Setting sail on a raft from the island’s coastline was a crime punishable by up to eight years in prison. After being tried, an irritable Fidel Castro would insult them, calling them “scum.”
In 1980 the regime introduced the infamous acts of repudiation — fascist-inspired verbal and physical public assaults — against those planning to emigrate. Before going overseas, emigres were forced to leave behind their jewelry and other personal possessions.
As Hitler similarly did to the Jews, they were marked by a scarlet letter. Such practices were later abandoned but there was never a public apology made to those who had been humiliated.
The new strategy represents an accommodation to new political circumstances and the urgent need of an unproductive state economy to bring in dollars to sustain itself.
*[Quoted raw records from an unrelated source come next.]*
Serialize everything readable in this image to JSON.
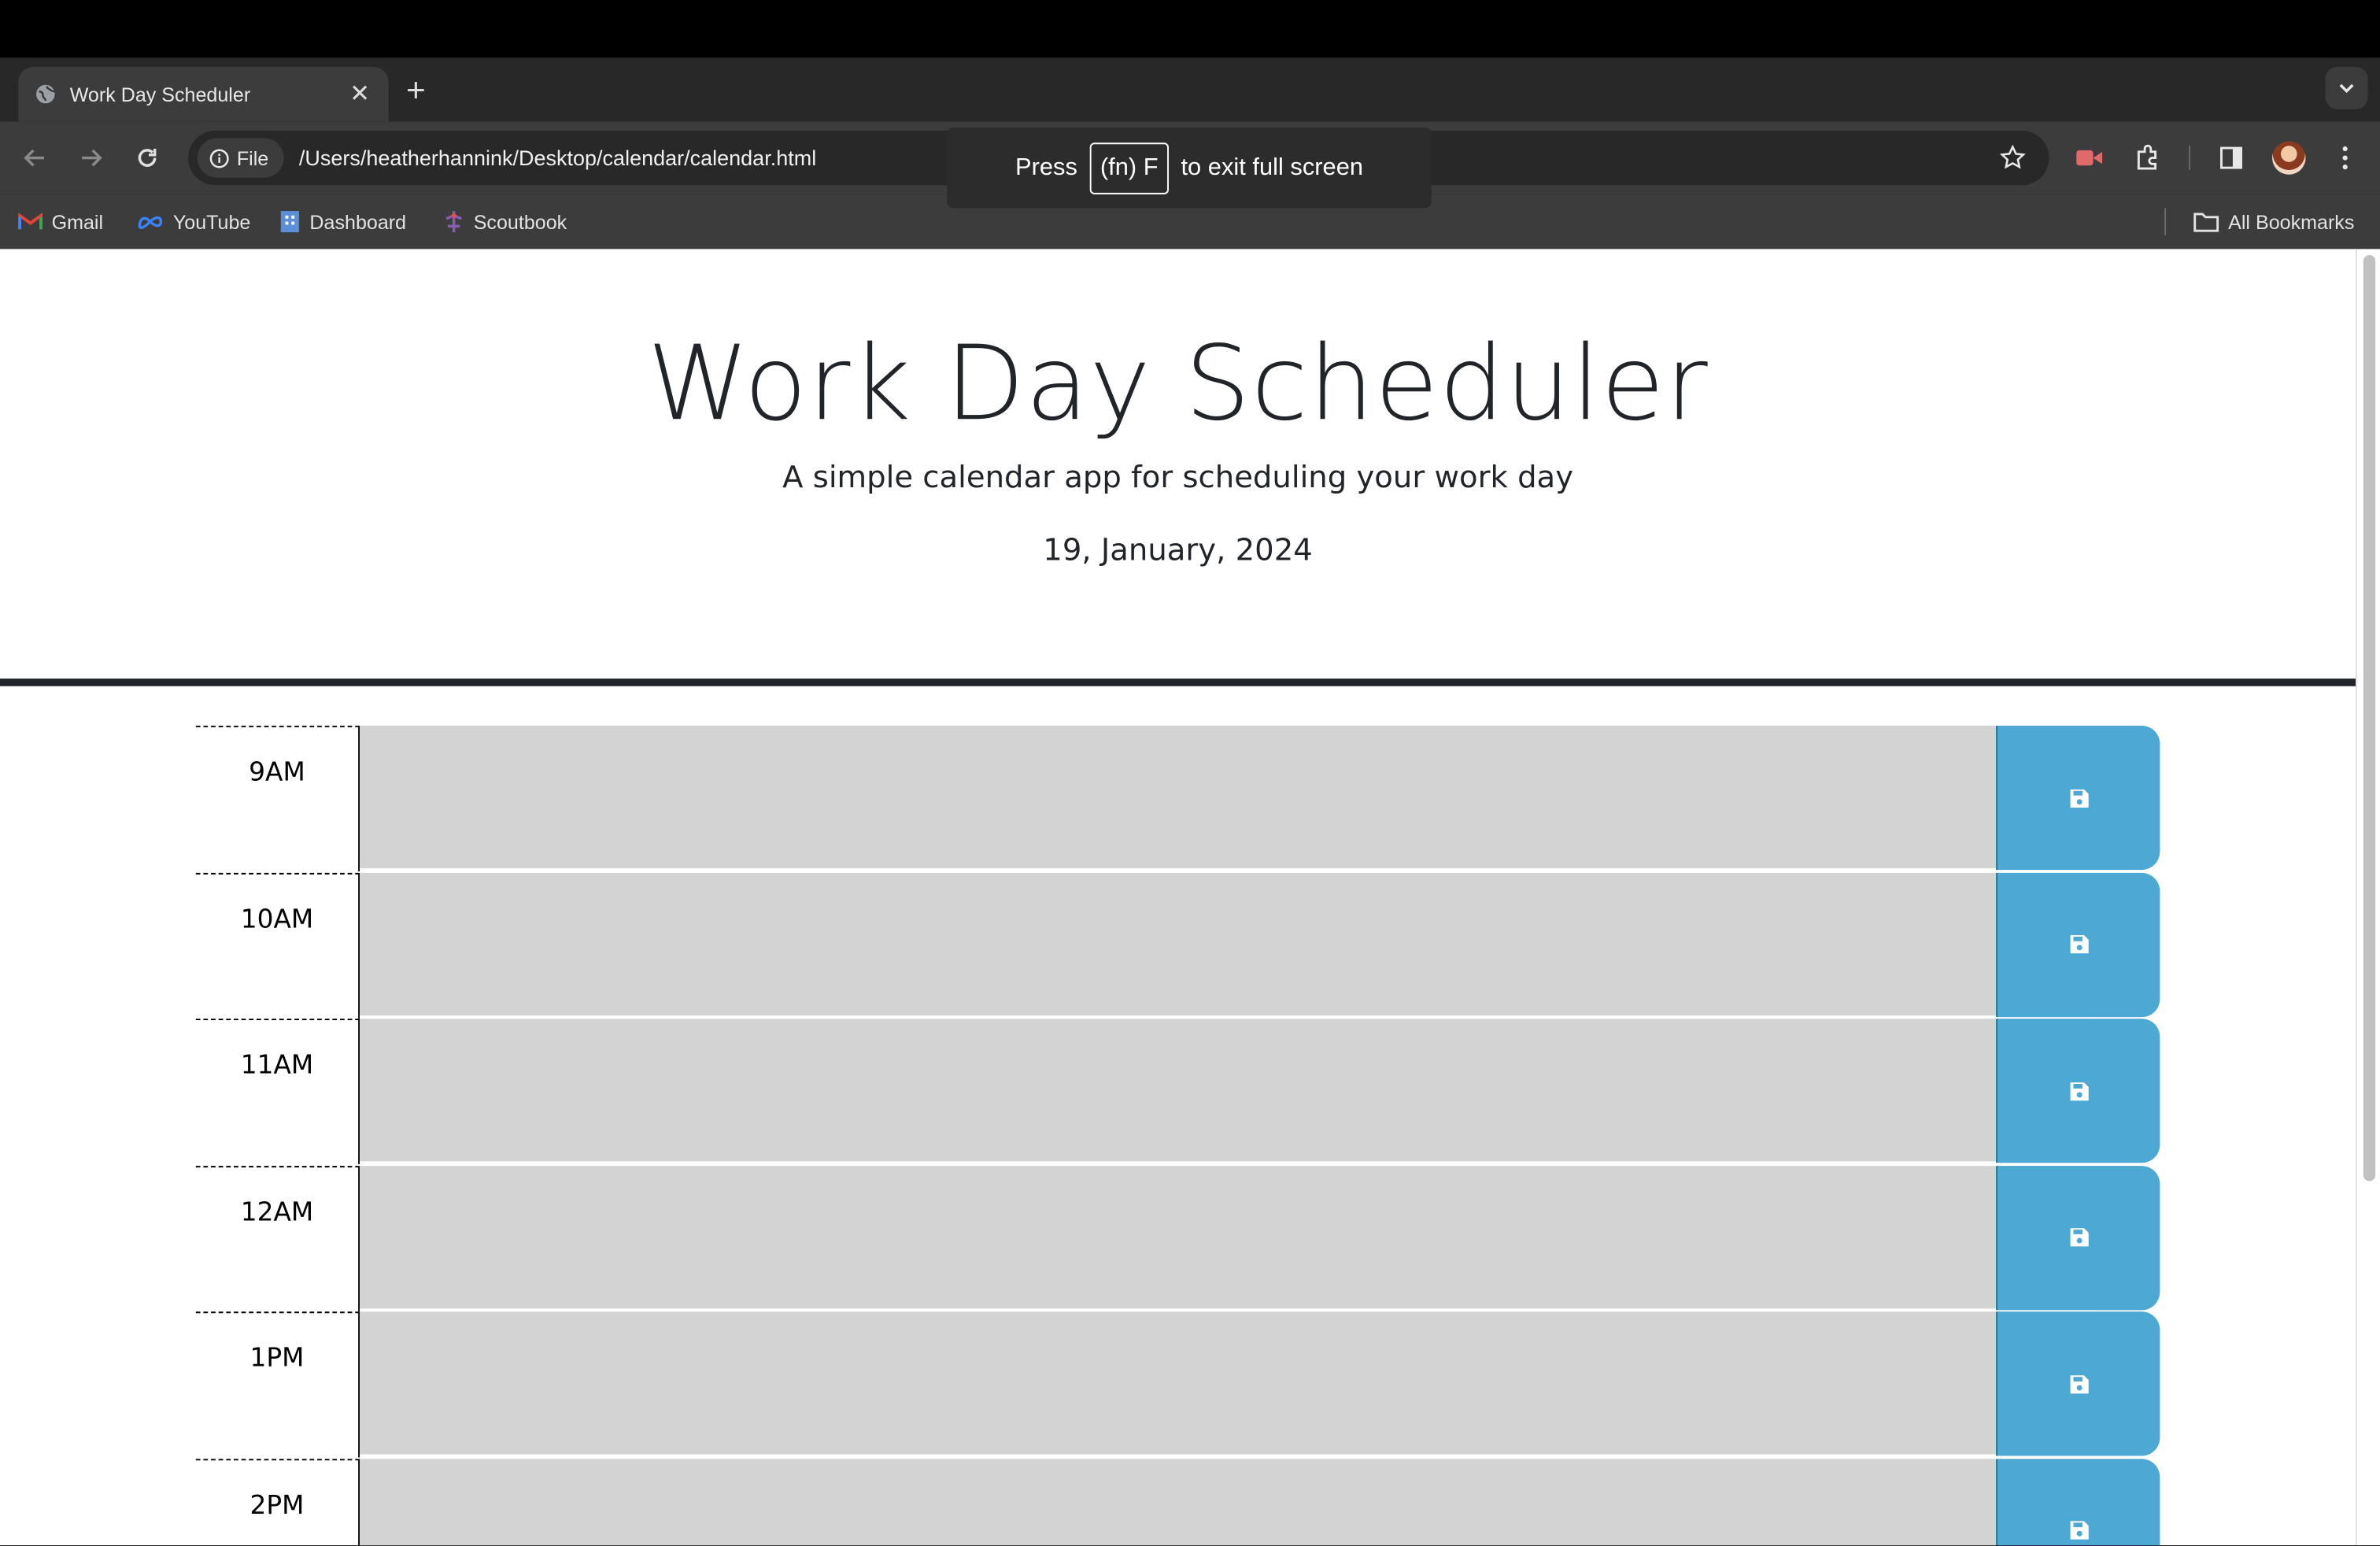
{
  "browser": {
    "tab_title": "Work Day Scheduler",
    "url_chip": "File",
    "url": "/Users/heatherhannink/Desktop/calendar/calendar.html",
    "fullscreen_notice": {
      "before": "Press",
      "key": "(fn) F",
      "after": "to exit full screen"
    },
    "bookmarks": [
      "Gmail",
      "YouTube",
      "Dashboard",
      "Scoutbook"
    ],
    "all_bookmarks": "All Bookmarks"
  },
  "page": {
    "title": "Work Day Scheduler",
    "lead": "A simple calendar app for scheduling your work day",
    "current_day": "19, January, 2024"
  },
  "hours": [
    {
      "label": "9AM",
      "text": ""
    },
    {
      "label": "10AM",
      "text": ""
    },
    {
      "label": "11AM",
      "text": ""
    },
    {
      "label": "12AM",
      "text": ""
    },
    {
      "label": "1PM",
      "text": ""
    },
    {
      "label": "2PM",
      "text": ""
    }
  ],
  "colors": {
    "past_row": "#d3d3d3",
    "save_button": "#4ba9d4"
  }
}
It is an economy in which the “worms” now provide remittances, replenish telephone accounts, travel to Cuba and send packages. Their contributions constitute the island’s largest industry after the export of medical services.
The Adjustment Act is a pretext, not the real cause of Cuba’s madness. In any case, it is a problem for the United States, which should either revise it or strictly apply its provisions.
Responsibility for the current out-of-control migration rests with the country’s military dictatorship. Before 1959 Cuba was a country of immigrants. Between 1910 and 1925 the island took in one-third of all Spanish immigrants to the Americas. In 1902 it absorbed 11,986 immigrants and it 1920 the figure grew to 174,221.
Some 9,571 Cubans emigrated to the United States between 1931 and 1940; 26,313 emigrated between 1941 and 1950; 208,536 emigrated between 1961 and 1970. According to U.S. census figures there were 1,213,418 Cubans living in Florida, an increase of 45.6% over the year 2000 census figures.
According to U.S. Customs Service statistics for the current fiscal year, more than 45,000 Cubans have entered the country by crossing the Mexican and Canadian borders, and even the Russian border with Alaska.
In spite of the 2013 emigration reforms, Cubans who leave the country must pay extremely high fees to renew their passports. And they lose their properties if they reside for twenty-four months outside the country.
Furthermore, the government does not recognize dual citizenship, so overseas Cubans must request permission to visit their homeland. And they have no political or social rights when they are living outside of Cuba.
The Cuban government maintains its own version of the Adjustment Act, directed at Cubans living overseas, because that is the way Fidel Castro wanted it.
Hispano Post, December 7, 2015